Activity: Could you copy out every line of the data where the word "header" occurs?

───

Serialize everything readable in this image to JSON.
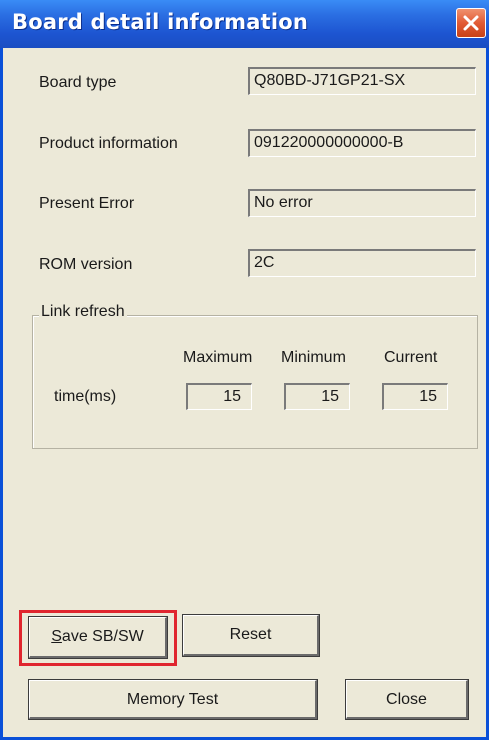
{
  "window": {
    "title": "Board detail information"
  },
  "fields": {
    "board_type": {
      "label": "Board type",
      "value": "Q80BD-J71GP21-SX"
    },
    "product_info": {
      "label": "Product information",
      "value": "091220000000000-B"
    },
    "present_error": {
      "label": "Present Error",
      "value": "No error"
    },
    "rom_version": {
      "label": "ROM version",
      "value": "2C"
    }
  },
  "link_refresh": {
    "title": "Link refresh",
    "row_label": "time(ms)",
    "columns": [
      {
        "header": "Maximum",
        "value": "15"
      },
      {
        "header": "Minimum",
        "value": "15"
      },
      {
        "header": "Current",
        "value": "15"
      }
    ]
  },
  "buttons": {
    "save_first": "S",
    "save_rest": "ave SB/SW",
    "reset": "Reset",
    "memory_test": "Memory Test",
    "close": "Close"
  },
  "colors": {
    "title_bar": "#1D55D1",
    "highlight": "#E0262F",
    "dialog_bg": "#ECE9D8"
  },
  "icons": {
    "close": "close-x-icon"
  }
}
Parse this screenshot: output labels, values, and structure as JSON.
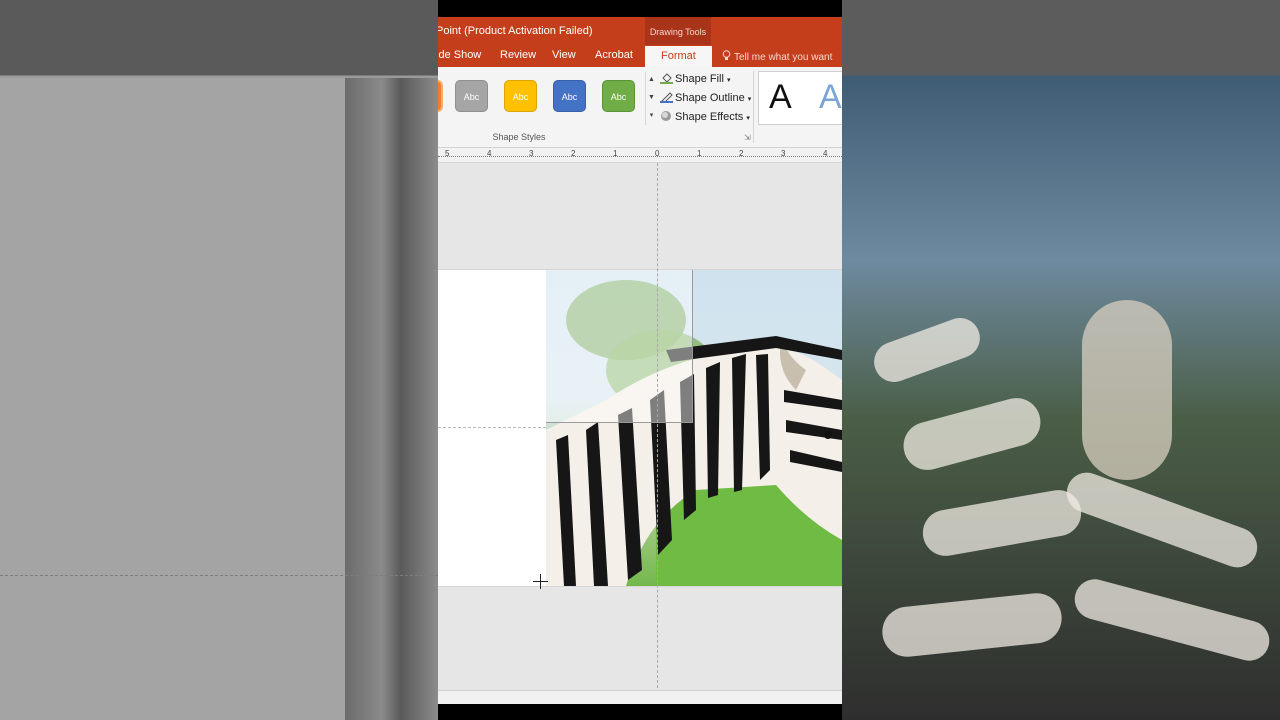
{
  "window": {
    "title": "Point (Product Activation Failed)",
    "context_tab_group": "Drawing Tools"
  },
  "tabs": [
    {
      "label": "ide Show",
      "active": false
    },
    {
      "label": "Review",
      "active": false
    },
    {
      "label": "View",
      "active": false
    },
    {
      "label": "Acrobat",
      "active": false
    },
    {
      "label": "Format",
      "active": true
    }
  ],
  "tell_me": {
    "label": "Tell me what you want"
  },
  "ribbon": {
    "shape_style_swatches": [
      {
        "label": "Abc",
        "color": "#a5a5a5"
      },
      {
        "label": "Abc",
        "color": "#ffc000"
      },
      {
        "label": "Abc",
        "color": "#4472c4"
      },
      {
        "label": "Abc",
        "color": "#70ad47"
      }
    ],
    "shape_fill": "Shape Fill",
    "shape_outline": "Shape Outline",
    "shape_effects": "Shape Effects",
    "group_label": "Shape Styles",
    "wordart_samples": [
      "A",
      "A"
    ]
  },
  "ruler": {
    "numbers": [
      "5",
      "4",
      "3",
      "2",
      "1",
      "0",
      "1",
      "2",
      "3",
      "4"
    ]
  },
  "colors": {
    "accent": "#c43e1c",
    "accent_dark": "#a9341a",
    "ribbon_bg": "#f4f4f4"
  }
}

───

Task result:
        "header": "Maximum",
        "header": "Minimum",
        "header": "Current",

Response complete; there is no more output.